(Beginning of Records for this task)

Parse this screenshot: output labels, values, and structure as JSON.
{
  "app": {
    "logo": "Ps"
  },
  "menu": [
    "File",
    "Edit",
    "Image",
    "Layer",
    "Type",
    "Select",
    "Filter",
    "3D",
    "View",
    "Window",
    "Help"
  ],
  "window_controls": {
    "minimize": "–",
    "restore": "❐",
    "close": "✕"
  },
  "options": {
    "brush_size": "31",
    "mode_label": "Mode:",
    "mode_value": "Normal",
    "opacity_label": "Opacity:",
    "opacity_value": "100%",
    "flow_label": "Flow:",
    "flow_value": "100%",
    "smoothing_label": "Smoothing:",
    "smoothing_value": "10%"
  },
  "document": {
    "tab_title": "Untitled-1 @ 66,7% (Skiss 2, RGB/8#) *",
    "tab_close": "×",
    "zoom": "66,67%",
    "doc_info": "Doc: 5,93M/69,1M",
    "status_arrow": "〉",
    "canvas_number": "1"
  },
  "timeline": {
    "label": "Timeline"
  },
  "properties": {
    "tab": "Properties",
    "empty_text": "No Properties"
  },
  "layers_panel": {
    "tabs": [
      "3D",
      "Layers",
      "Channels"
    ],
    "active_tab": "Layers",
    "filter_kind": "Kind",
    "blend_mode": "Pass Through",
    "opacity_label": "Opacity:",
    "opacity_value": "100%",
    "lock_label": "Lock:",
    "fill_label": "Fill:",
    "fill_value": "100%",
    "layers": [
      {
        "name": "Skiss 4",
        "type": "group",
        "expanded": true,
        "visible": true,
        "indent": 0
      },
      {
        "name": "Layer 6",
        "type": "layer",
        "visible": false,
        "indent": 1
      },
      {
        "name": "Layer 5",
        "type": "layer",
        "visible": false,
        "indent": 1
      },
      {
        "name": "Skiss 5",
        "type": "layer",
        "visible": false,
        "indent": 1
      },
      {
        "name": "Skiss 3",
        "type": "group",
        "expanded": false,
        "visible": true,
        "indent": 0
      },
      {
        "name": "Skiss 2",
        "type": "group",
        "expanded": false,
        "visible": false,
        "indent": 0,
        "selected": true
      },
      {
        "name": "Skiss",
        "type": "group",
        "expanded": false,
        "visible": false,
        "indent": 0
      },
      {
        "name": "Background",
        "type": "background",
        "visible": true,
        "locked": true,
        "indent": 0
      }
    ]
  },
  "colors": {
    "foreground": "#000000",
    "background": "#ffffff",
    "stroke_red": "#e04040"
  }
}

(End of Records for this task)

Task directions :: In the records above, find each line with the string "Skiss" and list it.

The completed task ::
    "tab_title": "Untitled-1 @ 66,7% (Skiss 2, RGB/8#) *",
        "name": "Skiss 4",
        "name": "Skiss 5",
        "name": "Skiss 3",
        "name": "Skiss 2",
        "name": "Skiss",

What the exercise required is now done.